Tokyo Electric Power Co. President Naomi Hirose said he made the agreement with U.S. Energy Secretary Ernest Moniz as they visited the Fukushima Dai-ichi nuclear plant Friday to inspect preparations to remove fuel rods from a reactor.
The plant has recently had a series of mishaps, including radioactive water leaks from storage tanks. The incidents, many of them caused by human error, have added to concerns about TEPCO's ability to safely close down the plant, which suffered multiple meltdowns after being hit by the March 2011 earthquake and tsunami.
The plant is currently making final preparations to remove fuel rods from an uncontained cooling pool at Unit 4 — one of four reactor buildings damaged in the crisis, and the one considered the highest risk. Removing the fuel rods from the cooling pool is the first major step in a decommissioning process at the plant that is expected to take decades.
The fuel removal at Unit 4 was approved by Japanese regulators on Wednesday and is to start by mid-November.
Moniz, escorted by Hirose, inspected the Unit 4 pool area, as well as contaminated water storage tanks, radioactive water treatment units and other facilities at the plant.

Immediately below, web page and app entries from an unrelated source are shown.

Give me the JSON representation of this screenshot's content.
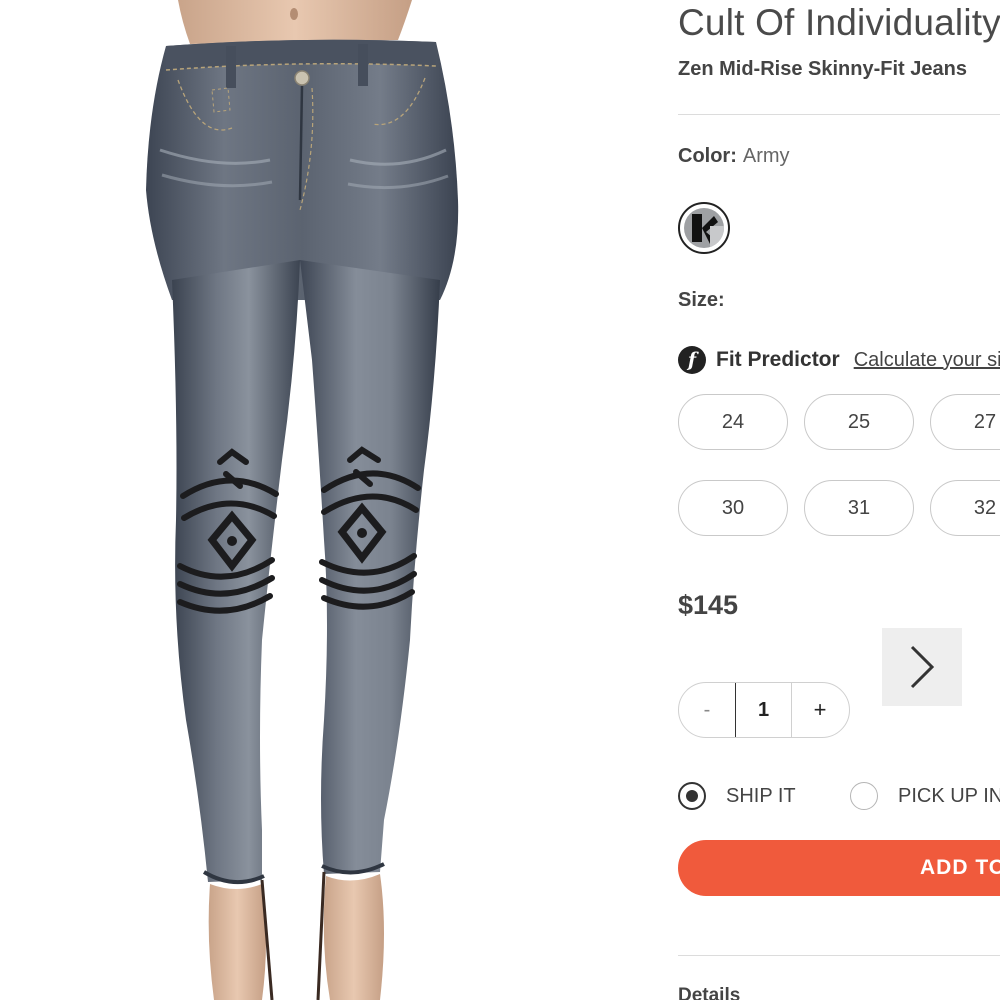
{
  "product": {
    "brand": "Cult Of Individuality",
    "name": "Zen Mid-Rise Skinny-Fit Jeans",
    "image_alt": "Cult Of Individuality Zen Mid-Rise Skinny-Fit Jeans in Army wash"
  },
  "color": {
    "label": "Color:",
    "value": "Army"
  },
  "size": {
    "label": "Size:",
    "fit_predictor_title": "Fit Predictor",
    "fit_predictor_link": "Calculate your size",
    "fit_predictor_logo": "f",
    "options": [
      "24",
      "25",
      "27",
      "30",
      "31",
      "32"
    ]
  },
  "price": "$145",
  "quantity": {
    "minus": "-",
    "value": "1",
    "plus": "+"
  },
  "fulfillment": {
    "ship_label": "SHIP IT",
    "pickup_label": "PICK UP IN STORE",
    "selected": "ship"
  },
  "add_button_label": "ADD TO BAG",
  "details_label": "Details",
  "colors": {
    "accent": "#f05a3c",
    "text": "#444444",
    "border": "#c9c9c9"
  }
}
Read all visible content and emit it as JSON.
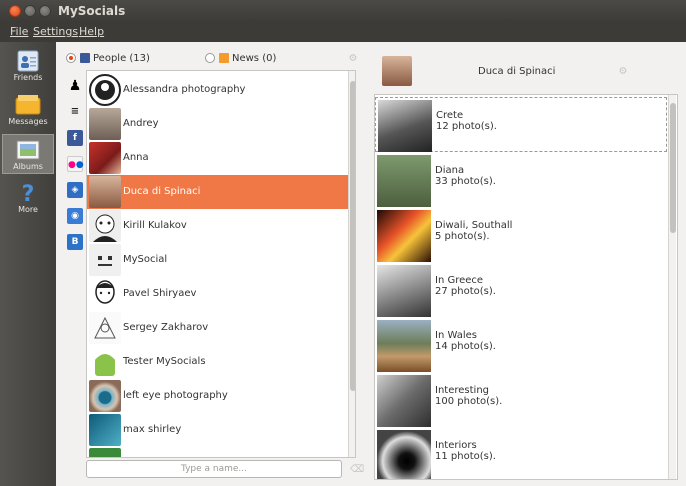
{
  "window": {
    "title": "MySocials"
  },
  "menu": {
    "items": [
      "File",
      "Settings",
      "Help"
    ]
  },
  "nav": {
    "items": [
      {
        "label": "Friends",
        "icon": "friends-icon"
      },
      {
        "label": "Messages",
        "icon": "messages-icon"
      },
      {
        "label": "Albums",
        "icon": "albums-icon",
        "selected": true
      },
      {
        "label": "More",
        "icon": "help-icon"
      }
    ]
  },
  "tabs": {
    "people": "People (13)",
    "news": "News (0)"
  },
  "services": [
    "person-icon",
    "list-icon",
    "facebook-icon",
    "flickr-icon",
    "picasa-icon",
    "camera-icon",
    "b-icon"
  ],
  "people": [
    {
      "name": "Alessandra photography"
    },
    {
      "name": "Andrey"
    },
    {
      "name": "Anna"
    },
    {
      "name": "Duca di Spinaci",
      "selected": true
    },
    {
      "name": "Kirill Kulakov"
    },
    {
      "name": "MySocial"
    },
    {
      "name": "Pavel Shiryaev"
    },
    {
      "name": "Sergey Zakharov"
    },
    {
      "name": "Tester MySocials"
    },
    {
      "name": "left eye photography"
    },
    {
      "name": "max shirley"
    }
  ],
  "search": {
    "placeholder": "Type a name..."
  },
  "selected_person": {
    "name": "Duca di Spinaci"
  },
  "albums": [
    {
      "title": "Crete",
      "count": "12 photo(s)."
    },
    {
      "title": "Diana",
      "count": "33 photo(s)."
    },
    {
      "title": "Diwali, Southall",
      "count": "5 photo(s)."
    },
    {
      "title": "In Greece",
      "count": "27 photo(s)."
    },
    {
      "title": "In Wales",
      "count": "14 photo(s)."
    },
    {
      "title": "Interesting",
      "count": "100 photo(s)."
    },
    {
      "title": "Interiors",
      "count": "11 photo(s)."
    }
  ],
  "colors": {
    "accent": "#f07846",
    "titlebar": "#3c3b37",
    "close": "#dd4814"
  }
}
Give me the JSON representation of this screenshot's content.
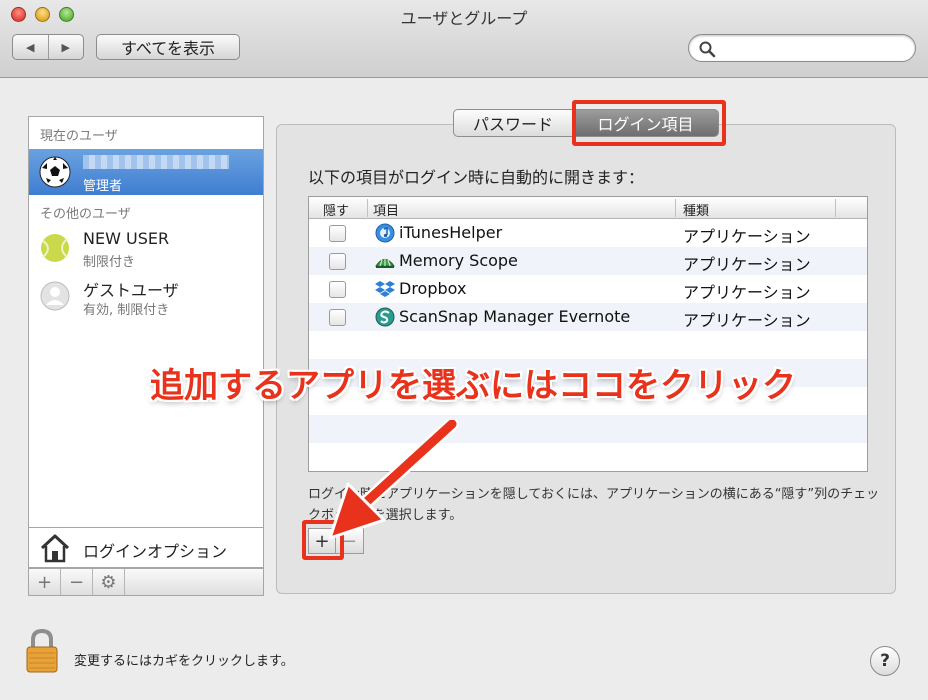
{
  "window": {
    "title": "ユーザとグループ",
    "nav_back": "◀",
    "nav_forward": "▶",
    "show_all": "すべてを表示",
    "search_value": "",
    "search_placeholder": ""
  },
  "sidebar": {
    "current_header": "現在のユーザ",
    "current_user": {
      "name": "",
      "role": "管理者",
      "icon": "soccer-ball-icon"
    },
    "others_header": "その他のユーザ",
    "others": [
      {
        "name": "NEW USER",
        "role": "制限付き",
        "icon": "tennis-ball-icon"
      },
      {
        "name": "ゲストユーザ",
        "role": "有効, 制限付き",
        "icon": "guest-user-icon"
      }
    ],
    "login_options": "ログインオプション",
    "add": "+",
    "remove": "−",
    "action": "⚙"
  },
  "tabs": [
    {
      "label": "パスワード",
      "selected": false
    },
    {
      "label": "ログイン項目",
      "selected": true
    }
  ],
  "intro_text": "以下の項目がログイン時に自動的に開きます：",
  "table": {
    "columns": [
      "隠す",
      "項目",
      "種類"
    ],
    "rows": [
      {
        "hide": false,
        "name": "iTunesHelper",
        "kind": "アプリケーション",
        "icon": "itunes-icon"
      },
      {
        "hide": false,
        "name": "Memory Scope",
        "kind": "アプリケーション",
        "icon": "memory-scope-icon"
      },
      {
        "hide": false,
        "name": "Dropbox",
        "kind": "アプリケーション",
        "icon": "dropbox-icon"
      },
      {
        "hide": false,
        "name": "ScanSnap Manager Evernote",
        "kind": "アプリケーション",
        "icon": "scansnap-icon"
      }
    ]
  },
  "help_note": "ログイン時にアプリケーションを隠しておくには、アプリケーションの横にある“隠す”列のチェックボックスを選択します。",
  "list_buttons": {
    "add": "+",
    "remove": "−"
  },
  "annotation": "追加するアプリを選ぶにはココをクリック",
  "footer": {
    "lock_text": "変更するにはカギをクリックします。",
    "help": "?"
  },
  "colors": {
    "highlight": "#e8321c",
    "selection": "#3f7ed0"
  }
}
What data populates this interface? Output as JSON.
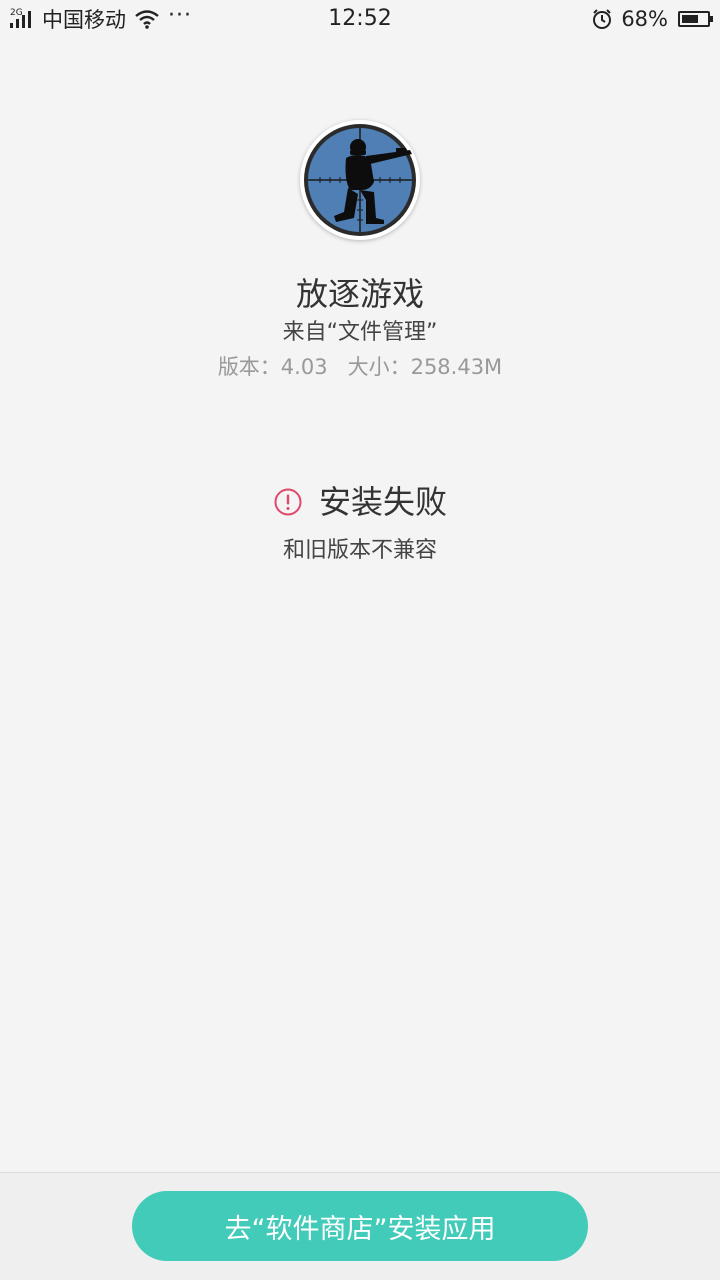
{
  "status_bar": {
    "network_type": "2G",
    "carrier": "中国移动",
    "more": "···",
    "time": "12:52",
    "battery_percent": "68%",
    "battery_level": 0.68,
    "icons": [
      "signal-icon",
      "wifi-icon",
      "alarm-icon",
      "battery-icon"
    ]
  },
  "app": {
    "icon": "sniper-game-icon",
    "name": "放逐游戏",
    "source": "来自“文件管理”",
    "version_label": "版本：4.03",
    "size_label": "大小：258.43M"
  },
  "result": {
    "icon": "error-icon",
    "title": "安装失败",
    "reason": "和旧版本不兼容"
  },
  "actions": {
    "store_button_label": "去“软件商店”安装应用"
  },
  "colors": {
    "background": "#f4f4f4",
    "accent": "#41cbb8",
    "error": "#e0476a",
    "icon_blue": "#4f7fb5",
    "secondary_text": "#999999"
  }
}
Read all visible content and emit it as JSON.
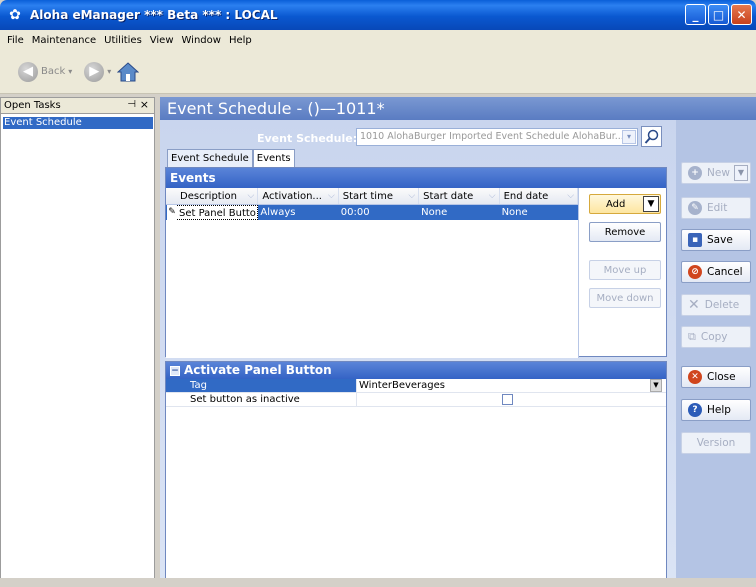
{
  "window": {
    "title": "Aloha eManager *** Beta *** : LOCAL"
  },
  "menu": [
    "File",
    "Maintenance",
    "Utilities",
    "View",
    "Window",
    "Help"
  ],
  "toolbar": {
    "back_label": "Back"
  },
  "left_panel": {
    "title": "Open Tasks",
    "items": [
      "Event Schedule"
    ]
  },
  "main": {
    "title": "Event Schedule - ()—1011*",
    "schedule_label": "Event Schedule:",
    "schedule_value": "1010 AlohaBurger Imported Event Schedule AlohaBur...",
    "tabs": [
      "Event Schedule",
      "Events"
    ],
    "active_tab": "Events"
  },
  "events": {
    "header": "Events",
    "columns": [
      "Description",
      "Activation...",
      "Start time",
      "Start date",
      "End date"
    ],
    "rows": [
      {
        "description": "Set Panel Butto",
        "activation": "Always",
        "start_time": "00:00",
        "start_date": "None",
        "end_date": "None"
      }
    ],
    "buttons": {
      "add": "Add",
      "remove": "Remove",
      "move_up": "Move up",
      "move_down": "Move down"
    }
  },
  "properties": {
    "header": "Activate Panel Button",
    "rows": [
      {
        "name": "Tag",
        "value": "WinterBeverages"
      },
      {
        "name": "Set button as inactive",
        "value": ""
      }
    ]
  },
  "actions": {
    "new": "New",
    "edit": "Edit",
    "save": "Save",
    "cancel": "Cancel",
    "delete": "Delete",
    "copy": "Copy",
    "close": "Close",
    "help": "Help",
    "version": "Version"
  }
}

The reactor building was damaged by hydrogen explosions, and remains a source of international concern about a catastrophic open-air meltdown in case of a pool collapse, despite TEPCO's repeated reassurance that it has reinforced the pool and that the building can withstand another major quake.